## WHAT TO WORK ON
Print every one of the records verbatim, omitting nothing.

(Data entries)

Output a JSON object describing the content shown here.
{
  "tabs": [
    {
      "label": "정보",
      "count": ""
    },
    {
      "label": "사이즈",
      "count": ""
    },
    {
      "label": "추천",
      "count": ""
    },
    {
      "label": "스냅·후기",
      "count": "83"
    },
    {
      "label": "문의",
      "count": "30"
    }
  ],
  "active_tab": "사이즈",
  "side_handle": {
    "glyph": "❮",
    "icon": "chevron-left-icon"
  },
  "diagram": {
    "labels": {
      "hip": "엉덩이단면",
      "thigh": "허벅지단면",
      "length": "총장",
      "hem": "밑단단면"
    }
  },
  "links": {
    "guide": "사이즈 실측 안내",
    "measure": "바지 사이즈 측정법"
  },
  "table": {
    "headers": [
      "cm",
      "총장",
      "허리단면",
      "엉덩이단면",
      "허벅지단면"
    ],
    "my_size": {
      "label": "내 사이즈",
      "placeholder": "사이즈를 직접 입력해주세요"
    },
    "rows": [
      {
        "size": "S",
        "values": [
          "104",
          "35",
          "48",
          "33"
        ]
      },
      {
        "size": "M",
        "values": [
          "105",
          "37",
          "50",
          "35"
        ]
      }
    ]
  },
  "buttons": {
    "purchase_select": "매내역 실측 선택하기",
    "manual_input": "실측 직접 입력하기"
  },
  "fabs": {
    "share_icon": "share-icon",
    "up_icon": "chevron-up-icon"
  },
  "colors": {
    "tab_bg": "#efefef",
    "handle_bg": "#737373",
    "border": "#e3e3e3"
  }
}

## FINAL ANSWER
Output a JSON object describing the content shown here.
{
  "tabs": [
    {
      "label": "정보",
      "count": ""
    },
    {
      "label": "사이즈",
      "count": ""
    },
    {
      "label": "추천",
      "count": ""
    },
    {
      "label": "스냅·후기",
      "count": "83"
    },
    {
      "label": "문의",
      "count": "30"
    }
  ],
  "active_tab": "사이즈",
  "side_handle": {
    "glyph": "❮",
    "icon": "chevron-left-icon"
  },
  "diagram": {
    "labels": {
      "hip": "엉덩이단면",
      "thigh": "허벅지단면",
      "length": "총장",
      "hem": "밑단단면"
    }
  },
  "links": {
    "guide": "사이즈 실측 안내",
    "measure": "바지 사이즈 측정법"
  },
  "table": {
    "headers": [
      "cm",
      "총장",
      "허리단면",
      "엉덩이단면",
      "허벅지단면"
    ],
    "my_size": {
      "label": "내 사이즈",
      "placeholder": "사이즈를 직접 입력해주세요"
    },
    "rows": [
      {
        "size": "S",
        "values": [
          "104",
          "35",
          "48",
          "33"
        ]
      },
      {
        "size": "M",
        "values": [
          "105",
          "37",
          "50",
          "35"
        ]
      }
    ]
  },
  "buttons": {
    "purchase_select": "매내역 실측 선택하기",
    "manual_input": "실측 직접 입력하기"
  },
  "fabs": {
    "share_icon": "share-icon",
    "up_icon": "chevron-up-icon"
  },
  "colors": {
    "tab_bg": "#efefef",
    "handle_bg": "#737373",
    "border": "#e3e3e3"
  }
}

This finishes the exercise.